Where does the string "value" occur in the records below? Copy every line that holds it.

Data entries:
▬▬▬▬▬▬

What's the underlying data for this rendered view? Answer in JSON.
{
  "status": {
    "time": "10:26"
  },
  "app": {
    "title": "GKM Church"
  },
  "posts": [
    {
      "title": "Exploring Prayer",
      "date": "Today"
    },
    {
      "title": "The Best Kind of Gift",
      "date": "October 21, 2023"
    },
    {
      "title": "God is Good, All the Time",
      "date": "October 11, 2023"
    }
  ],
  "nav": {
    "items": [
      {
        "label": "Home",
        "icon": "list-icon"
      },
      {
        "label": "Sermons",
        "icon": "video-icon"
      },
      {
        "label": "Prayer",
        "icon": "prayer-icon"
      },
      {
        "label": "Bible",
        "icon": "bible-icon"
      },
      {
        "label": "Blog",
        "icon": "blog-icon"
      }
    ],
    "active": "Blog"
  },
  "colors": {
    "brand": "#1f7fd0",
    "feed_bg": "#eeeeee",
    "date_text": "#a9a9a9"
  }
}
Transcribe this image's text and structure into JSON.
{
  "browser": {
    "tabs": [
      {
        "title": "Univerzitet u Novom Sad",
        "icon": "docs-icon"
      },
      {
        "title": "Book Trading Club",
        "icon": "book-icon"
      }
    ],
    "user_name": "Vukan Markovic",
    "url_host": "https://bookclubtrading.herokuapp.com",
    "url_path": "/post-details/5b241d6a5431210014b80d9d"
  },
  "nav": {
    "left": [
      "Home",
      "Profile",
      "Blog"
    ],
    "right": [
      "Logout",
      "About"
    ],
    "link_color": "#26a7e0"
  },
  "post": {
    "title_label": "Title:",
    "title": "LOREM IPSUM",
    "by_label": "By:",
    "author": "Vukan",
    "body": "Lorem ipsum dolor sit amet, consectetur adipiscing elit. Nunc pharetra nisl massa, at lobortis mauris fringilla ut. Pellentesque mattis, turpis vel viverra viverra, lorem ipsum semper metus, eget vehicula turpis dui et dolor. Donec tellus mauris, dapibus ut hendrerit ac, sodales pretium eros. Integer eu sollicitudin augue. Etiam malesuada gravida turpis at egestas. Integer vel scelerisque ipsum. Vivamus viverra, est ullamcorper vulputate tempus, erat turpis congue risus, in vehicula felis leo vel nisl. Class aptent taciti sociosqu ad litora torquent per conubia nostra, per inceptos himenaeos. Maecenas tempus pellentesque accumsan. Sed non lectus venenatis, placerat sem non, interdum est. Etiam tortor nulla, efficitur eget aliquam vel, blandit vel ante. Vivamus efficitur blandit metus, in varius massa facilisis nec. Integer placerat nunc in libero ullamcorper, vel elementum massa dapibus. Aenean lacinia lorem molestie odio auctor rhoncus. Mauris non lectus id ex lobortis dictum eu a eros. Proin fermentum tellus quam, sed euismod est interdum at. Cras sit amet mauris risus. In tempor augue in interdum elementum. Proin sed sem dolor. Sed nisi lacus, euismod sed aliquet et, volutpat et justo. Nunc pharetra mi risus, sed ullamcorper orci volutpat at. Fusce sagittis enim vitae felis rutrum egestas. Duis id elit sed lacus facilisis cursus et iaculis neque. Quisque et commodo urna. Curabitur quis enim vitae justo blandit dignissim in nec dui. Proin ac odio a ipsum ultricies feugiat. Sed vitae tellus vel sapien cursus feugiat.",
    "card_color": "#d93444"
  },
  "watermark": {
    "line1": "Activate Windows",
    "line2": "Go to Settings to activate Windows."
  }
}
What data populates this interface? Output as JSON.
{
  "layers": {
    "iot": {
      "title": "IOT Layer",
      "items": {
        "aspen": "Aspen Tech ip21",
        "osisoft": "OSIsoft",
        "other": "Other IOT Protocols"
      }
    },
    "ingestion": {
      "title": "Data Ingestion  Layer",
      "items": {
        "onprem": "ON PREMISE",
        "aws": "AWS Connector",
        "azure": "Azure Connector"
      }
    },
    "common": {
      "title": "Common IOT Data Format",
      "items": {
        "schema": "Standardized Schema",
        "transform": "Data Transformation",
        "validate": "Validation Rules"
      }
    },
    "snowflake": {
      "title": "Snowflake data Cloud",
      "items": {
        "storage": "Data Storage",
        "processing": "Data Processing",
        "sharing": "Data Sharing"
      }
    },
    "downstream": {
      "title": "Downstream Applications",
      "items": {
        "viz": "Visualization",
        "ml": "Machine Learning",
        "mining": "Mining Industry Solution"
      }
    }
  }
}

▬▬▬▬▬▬

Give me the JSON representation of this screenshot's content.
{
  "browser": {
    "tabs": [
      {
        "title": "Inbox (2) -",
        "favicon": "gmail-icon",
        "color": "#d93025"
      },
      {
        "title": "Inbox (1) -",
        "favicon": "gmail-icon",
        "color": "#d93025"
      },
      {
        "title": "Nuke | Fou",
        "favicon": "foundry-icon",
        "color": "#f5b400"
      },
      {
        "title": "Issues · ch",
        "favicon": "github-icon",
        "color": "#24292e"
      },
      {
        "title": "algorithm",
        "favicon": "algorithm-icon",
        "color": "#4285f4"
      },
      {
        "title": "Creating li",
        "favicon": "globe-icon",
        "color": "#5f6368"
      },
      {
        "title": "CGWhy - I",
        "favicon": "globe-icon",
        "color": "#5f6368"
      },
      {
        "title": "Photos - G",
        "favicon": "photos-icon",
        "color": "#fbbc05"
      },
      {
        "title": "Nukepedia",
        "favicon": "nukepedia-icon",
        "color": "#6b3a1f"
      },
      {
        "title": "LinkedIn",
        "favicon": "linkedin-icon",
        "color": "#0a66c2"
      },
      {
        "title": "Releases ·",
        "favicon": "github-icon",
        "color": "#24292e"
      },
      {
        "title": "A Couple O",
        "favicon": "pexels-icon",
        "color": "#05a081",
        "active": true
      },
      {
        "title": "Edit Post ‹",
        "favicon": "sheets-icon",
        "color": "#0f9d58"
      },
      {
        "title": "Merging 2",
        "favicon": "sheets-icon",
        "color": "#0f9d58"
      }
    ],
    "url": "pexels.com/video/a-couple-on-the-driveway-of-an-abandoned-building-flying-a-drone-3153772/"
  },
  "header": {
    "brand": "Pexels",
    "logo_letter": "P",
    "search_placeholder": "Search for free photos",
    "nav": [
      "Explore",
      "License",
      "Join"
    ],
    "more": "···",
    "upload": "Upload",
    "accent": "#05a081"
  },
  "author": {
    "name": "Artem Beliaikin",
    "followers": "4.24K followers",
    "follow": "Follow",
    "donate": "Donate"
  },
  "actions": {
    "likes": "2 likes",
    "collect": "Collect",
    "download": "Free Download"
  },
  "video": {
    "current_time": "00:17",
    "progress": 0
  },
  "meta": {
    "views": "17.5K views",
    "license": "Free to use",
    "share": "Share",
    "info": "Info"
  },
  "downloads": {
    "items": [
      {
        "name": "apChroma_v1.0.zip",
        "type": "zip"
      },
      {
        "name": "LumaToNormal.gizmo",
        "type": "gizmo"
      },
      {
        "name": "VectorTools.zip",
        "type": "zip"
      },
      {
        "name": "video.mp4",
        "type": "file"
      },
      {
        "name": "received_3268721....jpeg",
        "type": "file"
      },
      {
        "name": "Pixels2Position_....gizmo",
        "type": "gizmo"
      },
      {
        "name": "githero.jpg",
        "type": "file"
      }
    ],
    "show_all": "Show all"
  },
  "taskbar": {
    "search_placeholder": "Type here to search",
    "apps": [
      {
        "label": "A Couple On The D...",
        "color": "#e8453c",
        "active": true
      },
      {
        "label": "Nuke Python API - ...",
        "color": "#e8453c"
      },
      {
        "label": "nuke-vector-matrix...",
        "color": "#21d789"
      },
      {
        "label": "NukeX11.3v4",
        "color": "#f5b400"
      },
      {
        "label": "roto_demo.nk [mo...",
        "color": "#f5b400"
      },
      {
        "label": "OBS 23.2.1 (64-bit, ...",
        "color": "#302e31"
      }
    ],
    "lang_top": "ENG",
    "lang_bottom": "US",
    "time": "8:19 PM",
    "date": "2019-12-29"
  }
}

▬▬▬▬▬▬

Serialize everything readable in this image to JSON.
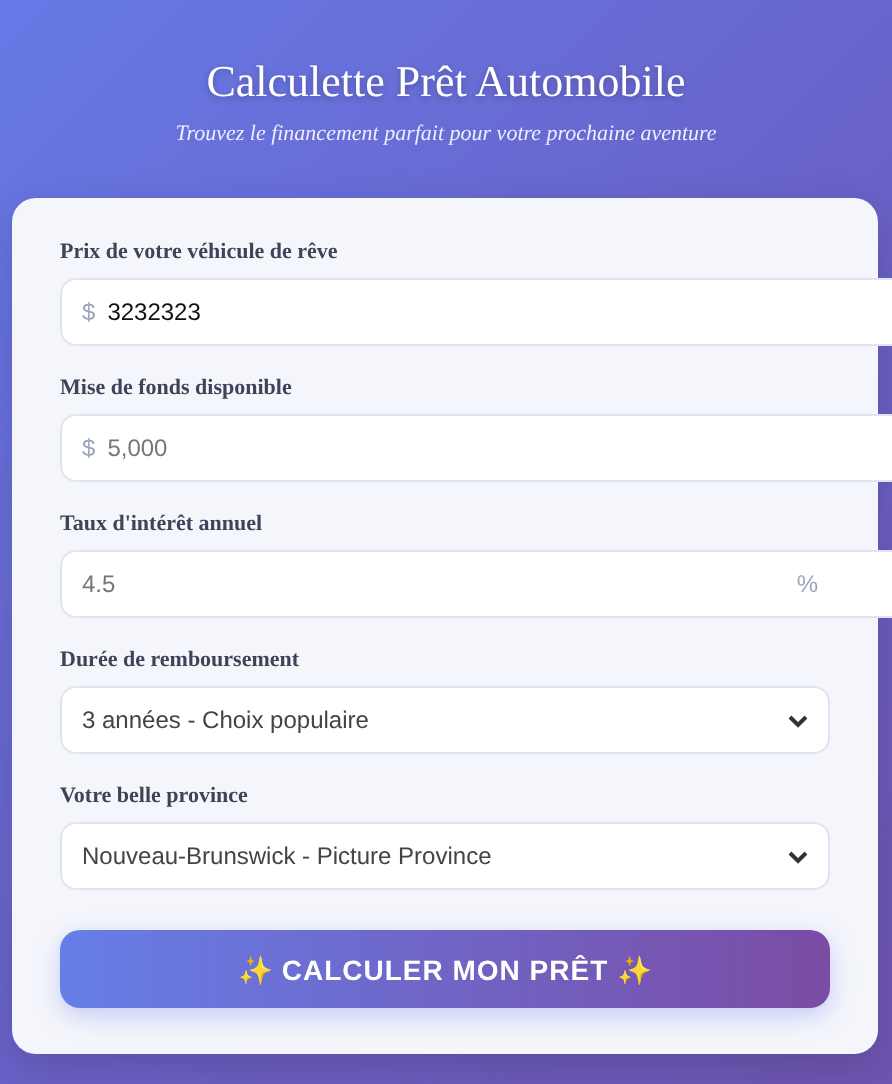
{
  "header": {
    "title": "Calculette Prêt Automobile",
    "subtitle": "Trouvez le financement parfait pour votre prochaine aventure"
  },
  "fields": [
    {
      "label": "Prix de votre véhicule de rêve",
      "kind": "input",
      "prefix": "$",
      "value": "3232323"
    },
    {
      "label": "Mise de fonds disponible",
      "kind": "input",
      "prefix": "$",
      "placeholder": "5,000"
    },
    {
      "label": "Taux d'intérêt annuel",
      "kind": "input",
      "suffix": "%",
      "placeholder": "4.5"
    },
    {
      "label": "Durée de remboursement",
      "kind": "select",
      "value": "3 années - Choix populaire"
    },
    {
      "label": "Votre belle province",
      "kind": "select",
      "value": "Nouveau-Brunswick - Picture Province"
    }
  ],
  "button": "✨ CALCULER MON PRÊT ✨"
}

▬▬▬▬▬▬

→ **TASK RESPONSE**
      "value": "3232323"
      "value": "3 années - Choix populaire"
      "value": "Nouveau-Brunswick - Picture Province"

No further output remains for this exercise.